Web page and app entries
╔══
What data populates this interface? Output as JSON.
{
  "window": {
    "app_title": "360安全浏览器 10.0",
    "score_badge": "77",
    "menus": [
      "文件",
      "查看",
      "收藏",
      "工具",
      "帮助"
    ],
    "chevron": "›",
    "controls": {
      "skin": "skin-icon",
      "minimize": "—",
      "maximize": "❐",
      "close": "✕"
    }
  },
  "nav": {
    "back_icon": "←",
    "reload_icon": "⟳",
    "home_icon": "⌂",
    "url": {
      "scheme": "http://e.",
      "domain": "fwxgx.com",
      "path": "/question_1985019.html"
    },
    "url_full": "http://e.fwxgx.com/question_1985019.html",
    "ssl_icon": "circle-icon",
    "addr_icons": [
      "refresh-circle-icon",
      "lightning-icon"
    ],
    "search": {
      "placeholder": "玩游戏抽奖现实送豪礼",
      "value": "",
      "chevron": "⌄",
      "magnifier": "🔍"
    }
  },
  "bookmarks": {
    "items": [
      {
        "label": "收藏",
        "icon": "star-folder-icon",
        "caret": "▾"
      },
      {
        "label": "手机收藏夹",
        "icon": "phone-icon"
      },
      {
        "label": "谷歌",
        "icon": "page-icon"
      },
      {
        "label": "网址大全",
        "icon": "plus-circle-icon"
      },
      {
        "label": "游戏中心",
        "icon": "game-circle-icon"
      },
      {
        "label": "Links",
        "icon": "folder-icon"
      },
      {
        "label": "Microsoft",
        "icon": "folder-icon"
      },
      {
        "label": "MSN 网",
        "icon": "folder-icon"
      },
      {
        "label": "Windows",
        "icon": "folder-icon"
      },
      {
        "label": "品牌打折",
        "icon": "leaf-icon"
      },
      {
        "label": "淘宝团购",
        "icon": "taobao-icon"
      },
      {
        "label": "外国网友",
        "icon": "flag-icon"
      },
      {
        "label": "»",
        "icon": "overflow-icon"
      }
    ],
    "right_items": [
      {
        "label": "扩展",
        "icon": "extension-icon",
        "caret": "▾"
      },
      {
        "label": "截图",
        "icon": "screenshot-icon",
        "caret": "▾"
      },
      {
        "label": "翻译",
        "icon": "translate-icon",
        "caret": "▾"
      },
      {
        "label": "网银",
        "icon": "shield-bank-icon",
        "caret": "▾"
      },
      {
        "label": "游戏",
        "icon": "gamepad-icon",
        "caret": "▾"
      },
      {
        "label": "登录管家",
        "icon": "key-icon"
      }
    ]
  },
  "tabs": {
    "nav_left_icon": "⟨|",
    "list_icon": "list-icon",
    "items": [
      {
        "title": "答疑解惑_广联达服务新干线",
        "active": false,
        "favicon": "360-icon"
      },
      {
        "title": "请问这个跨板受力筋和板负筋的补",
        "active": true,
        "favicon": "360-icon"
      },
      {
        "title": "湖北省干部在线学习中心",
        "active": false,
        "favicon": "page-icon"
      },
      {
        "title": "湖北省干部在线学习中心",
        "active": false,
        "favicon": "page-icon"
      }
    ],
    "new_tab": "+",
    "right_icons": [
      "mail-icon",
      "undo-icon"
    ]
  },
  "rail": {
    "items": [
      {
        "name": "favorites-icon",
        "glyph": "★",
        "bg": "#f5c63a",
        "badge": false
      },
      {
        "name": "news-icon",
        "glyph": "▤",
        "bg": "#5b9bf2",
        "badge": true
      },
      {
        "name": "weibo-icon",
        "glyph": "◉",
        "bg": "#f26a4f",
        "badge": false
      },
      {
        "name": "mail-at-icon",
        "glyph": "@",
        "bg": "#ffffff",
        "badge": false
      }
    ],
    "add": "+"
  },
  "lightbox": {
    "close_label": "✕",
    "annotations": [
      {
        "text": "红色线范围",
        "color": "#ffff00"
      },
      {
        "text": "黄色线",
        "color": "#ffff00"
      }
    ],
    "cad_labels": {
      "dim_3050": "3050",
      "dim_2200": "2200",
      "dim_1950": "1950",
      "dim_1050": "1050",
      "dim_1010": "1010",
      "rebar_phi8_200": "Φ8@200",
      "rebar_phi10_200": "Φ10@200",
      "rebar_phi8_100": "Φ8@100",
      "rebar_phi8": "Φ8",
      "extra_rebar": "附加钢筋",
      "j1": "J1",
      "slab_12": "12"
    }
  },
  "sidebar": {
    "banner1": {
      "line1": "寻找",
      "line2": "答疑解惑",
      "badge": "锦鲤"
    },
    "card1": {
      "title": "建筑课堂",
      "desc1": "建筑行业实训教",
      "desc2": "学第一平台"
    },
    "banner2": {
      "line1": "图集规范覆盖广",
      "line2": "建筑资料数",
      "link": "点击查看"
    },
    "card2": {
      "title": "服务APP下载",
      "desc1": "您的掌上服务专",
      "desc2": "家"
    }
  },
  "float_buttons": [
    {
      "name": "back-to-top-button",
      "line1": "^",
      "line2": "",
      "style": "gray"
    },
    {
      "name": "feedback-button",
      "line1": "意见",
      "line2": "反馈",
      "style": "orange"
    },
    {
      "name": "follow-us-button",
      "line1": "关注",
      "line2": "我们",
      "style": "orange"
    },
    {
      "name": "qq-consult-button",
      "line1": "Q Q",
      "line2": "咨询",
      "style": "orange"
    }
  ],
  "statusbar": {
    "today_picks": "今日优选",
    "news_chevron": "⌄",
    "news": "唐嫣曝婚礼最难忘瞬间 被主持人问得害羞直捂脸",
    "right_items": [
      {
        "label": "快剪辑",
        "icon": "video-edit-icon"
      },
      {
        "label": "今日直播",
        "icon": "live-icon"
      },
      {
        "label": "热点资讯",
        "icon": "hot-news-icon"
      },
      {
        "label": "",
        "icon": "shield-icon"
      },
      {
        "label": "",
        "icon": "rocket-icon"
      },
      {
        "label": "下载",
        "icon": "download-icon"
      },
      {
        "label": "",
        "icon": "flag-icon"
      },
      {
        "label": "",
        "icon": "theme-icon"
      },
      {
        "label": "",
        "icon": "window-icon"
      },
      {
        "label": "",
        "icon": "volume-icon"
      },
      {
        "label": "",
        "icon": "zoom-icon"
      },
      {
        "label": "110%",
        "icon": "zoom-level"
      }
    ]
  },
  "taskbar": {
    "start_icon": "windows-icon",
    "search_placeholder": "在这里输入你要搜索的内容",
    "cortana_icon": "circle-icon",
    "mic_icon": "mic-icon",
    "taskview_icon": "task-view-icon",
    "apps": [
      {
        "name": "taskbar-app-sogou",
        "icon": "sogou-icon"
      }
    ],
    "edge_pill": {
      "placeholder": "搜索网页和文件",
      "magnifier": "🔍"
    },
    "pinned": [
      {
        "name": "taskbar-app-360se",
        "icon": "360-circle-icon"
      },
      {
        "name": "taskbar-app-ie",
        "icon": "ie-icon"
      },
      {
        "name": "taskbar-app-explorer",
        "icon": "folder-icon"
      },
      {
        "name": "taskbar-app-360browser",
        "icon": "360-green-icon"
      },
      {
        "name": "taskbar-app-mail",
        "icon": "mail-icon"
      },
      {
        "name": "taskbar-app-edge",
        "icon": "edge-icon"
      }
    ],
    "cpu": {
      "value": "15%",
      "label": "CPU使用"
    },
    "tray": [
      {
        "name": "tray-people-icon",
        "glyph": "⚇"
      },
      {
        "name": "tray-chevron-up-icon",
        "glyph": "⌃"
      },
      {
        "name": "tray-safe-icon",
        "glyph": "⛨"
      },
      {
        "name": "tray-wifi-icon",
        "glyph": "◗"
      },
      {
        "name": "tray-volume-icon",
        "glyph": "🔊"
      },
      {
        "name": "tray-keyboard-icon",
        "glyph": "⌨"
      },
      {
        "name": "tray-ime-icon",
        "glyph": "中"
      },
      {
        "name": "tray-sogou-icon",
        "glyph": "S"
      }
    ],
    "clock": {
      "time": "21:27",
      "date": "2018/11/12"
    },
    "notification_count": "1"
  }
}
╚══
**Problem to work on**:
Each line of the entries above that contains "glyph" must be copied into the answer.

**Solved problem**:
        "glyph": "★",
        "glyph": "▤",
        "glyph": "◉",
        "glyph": "@",
        "glyph": "⚇"
        "glyph": "⌃"
        "glyph": "⛨"
        "glyph": "◗"
        "glyph": "🔊"
        "glyph": "⌨"
        "glyph": "中"
        "glyph": "S"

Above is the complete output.